This racial analysis of Gremlins is not likely the reason for the surge of searches we’ve seen in the last month or so, however delightful it might be in its own right. It is also probably not the upcoming holiday season that has suddenly spurred the interest. For whatever reason, though, we have seen a major spike in Gizmo-related searches. For the blogger, search traffic analysis is about as good as it gets in terms of combining voyeurism and armchair anthropology; we get to see the reptile brain of the Internet in all its unguarded honesty. How many times have people searched for “Victorian pussy” and found Lauren MacIvor Thompson’s excellent piece on the early history of the vibrator? Actually, don’t ask. The search terms that lead people to Tropics of Meta range from the predictably dirty (a lot of sex stuff) to the truly inexplicable; thanks to an unknown searcher, we have a great name for a future ToM anthology, or perhaps a great American novel if any of us ever gets around to writing one: Chillwave Bands That Are Part of the Illuminati.

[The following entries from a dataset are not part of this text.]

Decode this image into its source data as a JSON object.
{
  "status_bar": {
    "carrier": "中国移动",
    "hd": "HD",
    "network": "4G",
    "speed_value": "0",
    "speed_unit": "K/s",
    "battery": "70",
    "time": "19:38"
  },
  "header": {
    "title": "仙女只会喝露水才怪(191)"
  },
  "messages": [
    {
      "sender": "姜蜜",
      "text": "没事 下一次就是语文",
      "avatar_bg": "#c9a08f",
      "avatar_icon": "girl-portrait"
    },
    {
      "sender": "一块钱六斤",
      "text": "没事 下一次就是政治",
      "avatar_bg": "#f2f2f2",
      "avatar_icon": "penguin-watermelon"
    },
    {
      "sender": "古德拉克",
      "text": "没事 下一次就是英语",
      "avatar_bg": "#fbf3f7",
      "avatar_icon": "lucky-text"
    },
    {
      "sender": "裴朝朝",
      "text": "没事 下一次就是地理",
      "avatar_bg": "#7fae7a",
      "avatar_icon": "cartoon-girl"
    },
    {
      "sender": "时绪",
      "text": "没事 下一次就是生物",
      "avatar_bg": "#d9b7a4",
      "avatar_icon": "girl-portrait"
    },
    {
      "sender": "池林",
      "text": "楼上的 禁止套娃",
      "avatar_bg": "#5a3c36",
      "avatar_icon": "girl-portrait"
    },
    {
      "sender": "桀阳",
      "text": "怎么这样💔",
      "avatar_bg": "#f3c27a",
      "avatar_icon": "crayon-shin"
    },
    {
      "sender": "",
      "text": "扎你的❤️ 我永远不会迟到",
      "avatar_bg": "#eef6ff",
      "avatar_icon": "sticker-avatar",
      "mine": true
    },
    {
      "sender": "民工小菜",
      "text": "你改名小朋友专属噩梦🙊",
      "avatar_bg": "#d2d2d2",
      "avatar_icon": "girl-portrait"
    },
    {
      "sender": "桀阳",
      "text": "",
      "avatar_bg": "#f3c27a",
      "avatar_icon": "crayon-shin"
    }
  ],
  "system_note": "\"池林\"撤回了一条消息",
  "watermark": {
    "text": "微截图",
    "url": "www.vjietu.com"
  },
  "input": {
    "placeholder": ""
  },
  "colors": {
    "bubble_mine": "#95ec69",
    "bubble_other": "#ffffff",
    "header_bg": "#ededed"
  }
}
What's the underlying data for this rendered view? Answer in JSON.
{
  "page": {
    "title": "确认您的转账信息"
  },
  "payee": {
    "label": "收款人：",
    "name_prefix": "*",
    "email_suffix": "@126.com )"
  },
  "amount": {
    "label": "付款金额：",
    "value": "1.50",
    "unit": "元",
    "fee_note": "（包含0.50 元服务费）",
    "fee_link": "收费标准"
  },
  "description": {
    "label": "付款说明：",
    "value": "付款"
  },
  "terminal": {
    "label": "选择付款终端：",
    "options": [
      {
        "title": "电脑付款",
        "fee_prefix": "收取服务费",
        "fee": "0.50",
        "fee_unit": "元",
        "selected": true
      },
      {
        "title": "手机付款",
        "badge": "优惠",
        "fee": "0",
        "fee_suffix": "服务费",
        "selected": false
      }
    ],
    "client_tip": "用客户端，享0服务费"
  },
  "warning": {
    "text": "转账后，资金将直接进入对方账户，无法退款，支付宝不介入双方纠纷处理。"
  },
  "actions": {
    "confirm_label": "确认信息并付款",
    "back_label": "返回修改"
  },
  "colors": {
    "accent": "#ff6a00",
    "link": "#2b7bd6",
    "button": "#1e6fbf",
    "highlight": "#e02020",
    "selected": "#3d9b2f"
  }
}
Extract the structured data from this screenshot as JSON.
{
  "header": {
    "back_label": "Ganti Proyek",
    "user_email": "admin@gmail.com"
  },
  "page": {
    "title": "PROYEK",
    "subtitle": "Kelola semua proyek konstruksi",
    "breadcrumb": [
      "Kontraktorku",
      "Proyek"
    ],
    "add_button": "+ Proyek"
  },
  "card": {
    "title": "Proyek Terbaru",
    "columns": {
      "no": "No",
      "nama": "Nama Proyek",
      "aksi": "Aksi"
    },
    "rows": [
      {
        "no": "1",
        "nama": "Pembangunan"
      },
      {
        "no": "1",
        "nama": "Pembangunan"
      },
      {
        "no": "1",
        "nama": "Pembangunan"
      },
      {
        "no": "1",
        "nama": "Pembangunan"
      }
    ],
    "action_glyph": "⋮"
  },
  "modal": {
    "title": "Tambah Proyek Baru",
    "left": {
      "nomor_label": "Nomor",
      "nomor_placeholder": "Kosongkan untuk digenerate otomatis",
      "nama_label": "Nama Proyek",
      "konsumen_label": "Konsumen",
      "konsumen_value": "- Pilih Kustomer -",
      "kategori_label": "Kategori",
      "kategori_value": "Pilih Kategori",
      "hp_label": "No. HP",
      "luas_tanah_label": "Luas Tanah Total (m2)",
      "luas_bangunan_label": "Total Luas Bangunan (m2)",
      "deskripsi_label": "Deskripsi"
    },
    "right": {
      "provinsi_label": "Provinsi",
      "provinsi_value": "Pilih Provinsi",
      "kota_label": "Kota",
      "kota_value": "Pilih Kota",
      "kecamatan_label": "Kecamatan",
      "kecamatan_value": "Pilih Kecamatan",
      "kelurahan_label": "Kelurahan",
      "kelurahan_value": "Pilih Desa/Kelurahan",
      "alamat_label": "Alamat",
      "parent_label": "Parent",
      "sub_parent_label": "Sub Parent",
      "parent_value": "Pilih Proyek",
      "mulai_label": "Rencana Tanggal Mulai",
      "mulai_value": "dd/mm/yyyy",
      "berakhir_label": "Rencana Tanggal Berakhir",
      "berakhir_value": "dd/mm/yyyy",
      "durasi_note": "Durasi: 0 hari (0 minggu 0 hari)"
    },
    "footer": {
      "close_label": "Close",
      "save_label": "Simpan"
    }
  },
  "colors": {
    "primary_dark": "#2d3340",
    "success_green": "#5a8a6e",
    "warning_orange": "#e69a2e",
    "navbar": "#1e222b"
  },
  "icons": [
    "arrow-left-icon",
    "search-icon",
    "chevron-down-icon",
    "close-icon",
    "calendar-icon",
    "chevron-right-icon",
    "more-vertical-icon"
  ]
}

In any case, “Gizmo: The Model Minority” has been our top post for the last month and our second-most popular piece over the last quarter, outpacing all our new pieces and more than doubling in its next closest rival in the last 30 days. The only available explanation is that the film’s thirty year anniversary is looming in 2014, though this surge of interest began well ahead of the anniversary. Any ideas why there would be a sudden interest in Gizmo or Gremlins right now? Like the Gremlins, we’re all ears.